<p>There is <a href="https://tauday.com/">a movement</a> for replacing circle
constant <svg class="m-math" style="vertical-align: 0.0pt">...</svg> with the
<svg class="m-math m-warning" style="vertical-align: 0.0pt">...</svg> character.

There is a movement for replacing circle constant LaTeX Math 2 \pi with the LaTeX Math \tau character.

Pad­ding

Sim­i­lar­ly to ty­pog­ra­phy el­e­ments; blocks, notes, frames, ta­bles, im­ages, fig­ures, im­age grids, code and math blocks and code fig­ures have 1rem pad­ding af­ter, ex­cept when they are the last el­e­ment, to avoid ex­ces­sive spac­ing. The list spe­cial cas­ing ap­plies here as well.

Re­spon­sive util­i­ties

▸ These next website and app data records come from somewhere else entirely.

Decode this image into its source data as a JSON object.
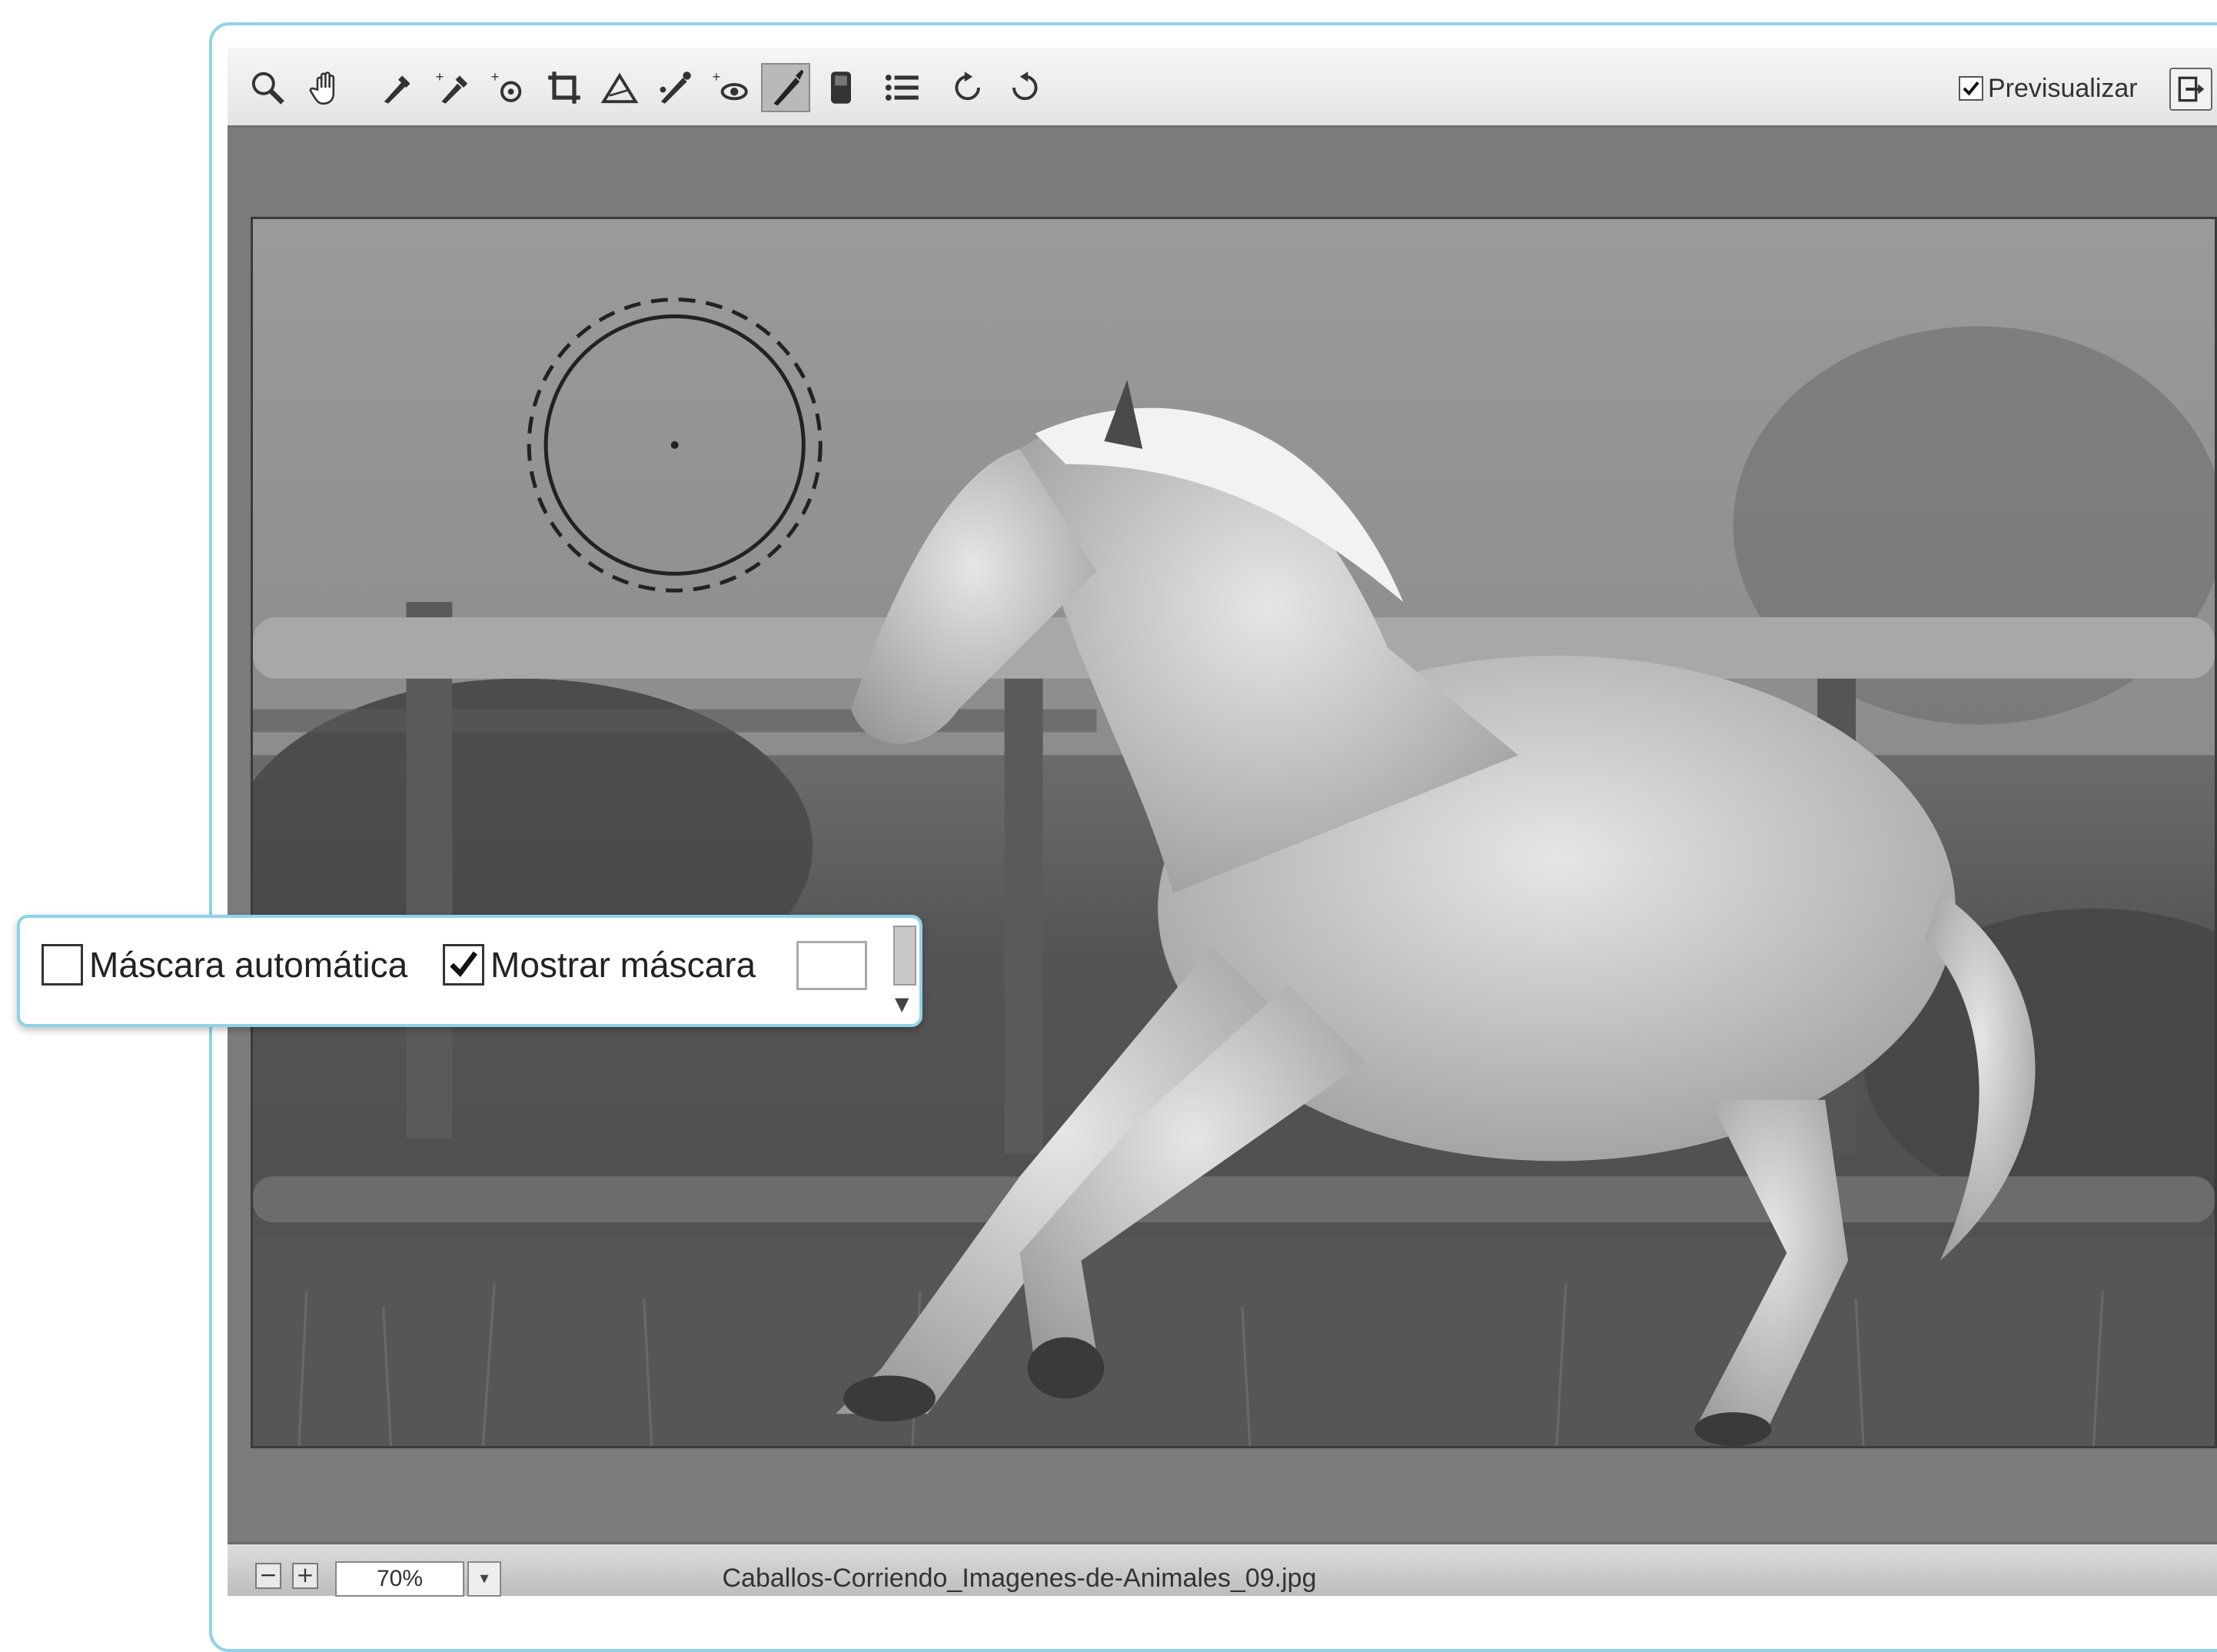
{
  "toolbar": {
    "tools": [
      {
        "name": "zoom-tool-icon"
      },
      {
        "name": "hand-tool-icon"
      },
      {
        "name": "white-balance-tool-icon"
      },
      {
        "name": "color-sampler-tool-icon"
      },
      {
        "name": "targeted-adjustment-tool-icon"
      },
      {
        "name": "crop-tool-icon"
      },
      {
        "name": "straighten-tool-icon"
      },
      {
        "name": "spot-removal-tool-icon"
      },
      {
        "name": "red-eye-removal-tool-icon"
      },
      {
        "name": "adjustment-brush-tool-icon"
      },
      {
        "name": "graduated-filter-tool-icon"
      },
      {
        "name": "preferences-icon"
      },
      {
        "name": "rotate-left-icon"
      },
      {
        "name": "rotate-right-icon"
      }
    ],
    "active_tool": "adjustment-brush-tool-icon",
    "preview_label": "Previsualizar",
    "preview_checked": true
  },
  "callout": {
    "auto_mask_label": "Máscara automática",
    "auto_mask_checked": false,
    "show_mask_label": "Mostrar máscara",
    "show_mask_checked": true,
    "mask_color": "#ffffff"
  },
  "statusbar": {
    "zoom_out": "−",
    "zoom_in": "+",
    "zoom_value": "70%",
    "filename": "Caballos-Corriendo_Imagenes-de-Animales_09.jpg"
  },
  "colors": {
    "accent": "#8fd3e8",
    "workspace": "#7b7b7b"
  }
}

If you have some el­e­ment that will cer­tain­ly over­flow on small­er screen sizes (such as wide ta­ble or im­age that can’t be scaled), wrap it in a .m-scroll. This will put a hor­i­zon­tal scroll­bar un­der in case the el­e­ment over­flows.

There’s al­so .m-fullwidth that will make your el­e­ment al­ways oc­cu­py 100% of the par­ent el­e­ment width. Use­ful for ta­bles or im­ages.